Do Charity Shops Take Bed Linen?


If you’re doing a house clear out there are many things you’re likely to want to offload as part of the process. If bed linen happens to be one of them, there are a few options available to you, some better than others. Not the most environmentally friendly of options, and not something we would recommend necessarily, but you could simply dump them. The better option of course is to deposit them at a recycling bank. Or to donate them to your local animal shelter, they’re likely to accept only bed linen, sheets, blankets and towels.

But if they are in good enough condition, you could also donate them to a charity shop. There are a number of things to bear in mind if you’re planning on donating them to a charity shop. Make sure they’re in good condition, no rips, tears, stains that won’t shift and so on. Whether it’s bed linen, clothes or anything else for that matter, understandably charity shops want the donated items they take in to be in good condition.

Not all charity shops are created equally. Not all charity shops take all products. We’d recommend checking out your chosen charity shop's website to ensure they do take bed linen before taking a trip down with your casts offs, as it may be a wasted trip otherwise. Most charities clearly list what they do and do not take in on their websites. Even if their website does bring clarity and it does state they accept bed linen, we would still recommend giving them a quick call before popping down. Charity shops often refuse certain items if they already are carrying too many of that particular item, or they have too much stock in general at a certain point in time.

If you’ve checked their website and you’ve also phoned ahead, when you arrive at the shop don’t just dump your stuff and run. Engage with a member of staff and have them accept the items formally before you turn on your heel.

Should the charity shop be unable to convert your used bed linen into cash, they will likely ensure their safe disposal to a textile recycling company. Due to the nature of charities, they all have established relationships with textile recycling companies.

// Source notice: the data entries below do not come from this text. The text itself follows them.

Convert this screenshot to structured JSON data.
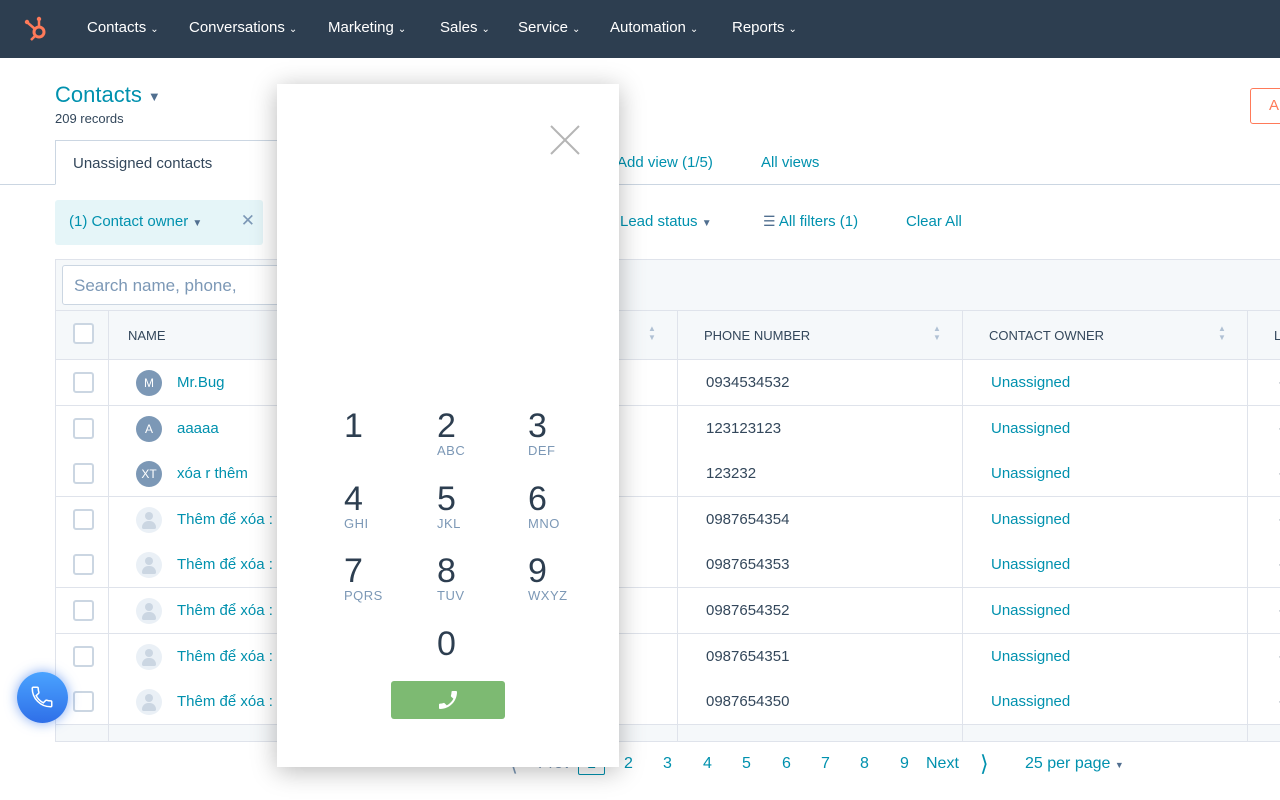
{
  "nav": {
    "items": [
      "Contacts",
      "Conversations",
      "Marketing",
      "Sales",
      "Service",
      "Automation",
      "Reports"
    ]
  },
  "header": {
    "title": "Contacts",
    "records": "209 records",
    "action_button": "A"
  },
  "views": {
    "active_tab": "Unassigned contacts",
    "add_view": "Add view (1/5)",
    "all_views": "All views"
  },
  "filters": {
    "owner_chip": "(1) Contact owner",
    "lead_status": "Lead status",
    "all_filters": "All filters (1)",
    "clear_all": "Clear All"
  },
  "search": {
    "placeholder": "Search name, phone,"
  },
  "table": {
    "columns": [
      "NAME",
      "PHONE NUMBER",
      "CONTACT OWNER",
      "L"
    ],
    "rows": [
      {
        "initials": "M",
        "name": "Mr.Bug",
        "phone": "0934534532",
        "owner": "Unassigned",
        "last": "-"
      },
      {
        "initials": "A",
        "name": "aaaaa",
        "phone": "123123123",
        "owner": "Unassigned",
        "last": "-"
      },
      {
        "initials": "XT",
        "name": "xóa r thêm",
        "phone": "123232",
        "owner": "Unassigned",
        "last": "-"
      },
      {
        "initials": "",
        "name": "Thêm để xóa :",
        "phone": "0987654354",
        "owner": "Unassigned",
        "last": "-"
      },
      {
        "initials": "",
        "name": "Thêm để xóa :",
        "phone": "0987654353",
        "owner": "Unassigned",
        "last": "-"
      },
      {
        "initials": "",
        "name": "Thêm để xóa :",
        "phone": "0987654352",
        "owner": "Unassigned",
        "last": "-"
      },
      {
        "initials": "",
        "name": "Thêm để xóa :",
        "phone": "0987654351",
        "owner": "Unassigned",
        "last": "-"
      },
      {
        "initials": "",
        "name": "Thêm để xóa :",
        "phone": "0987654350",
        "owner": "Unassigned",
        "last": "-"
      }
    ]
  },
  "pagination": {
    "prev": "Prev",
    "current": "1",
    "pages": [
      "2",
      "3",
      "4",
      "5",
      "6",
      "7",
      "8",
      "9"
    ],
    "next": "Next",
    "per_page": "25 per page"
  },
  "dialer": {
    "keys": [
      {
        "digit": "1",
        "letters": ""
      },
      {
        "digit": "2",
        "letters": "ABC"
      },
      {
        "digit": "3",
        "letters": "DEF"
      },
      {
        "digit": "4",
        "letters": "GHI"
      },
      {
        "digit": "5",
        "letters": "JKL"
      },
      {
        "digit": "6",
        "letters": "MNO"
      },
      {
        "digit": "7",
        "letters": "PQRS"
      },
      {
        "digit": "8",
        "letters": "TUV"
      },
      {
        "digit": "9",
        "letters": "WXYZ"
      },
      {
        "digit": "0",
        "letters": ""
      }
    ],
    "call_color": "#7dba72"
  },
  "colors": {
    "nav": "#2d3e50",
    "accent": "#0091ae",
    "brand": "#ff7a59"
  }
}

A word of warning in relation to duvets. Charities are highly unlikely to accept duvets. They are simply too bulky to store, never mind put on display. There may also be hygiene concerns with second hand duvets, bed linen can more easily be sanitised than a duvet. Charities may even refuse to accept in brand new unopened and unused duvets.

Another bedding-related item charity shops are highly like to not accept is electric blankets.  Charity shops are very particular about the electrical goods they will and won’t accept. If you do have an electric blanket that you’re looking to dispose of, ensure you do so in accordance with the relevant guidelines. You can find out more about them here.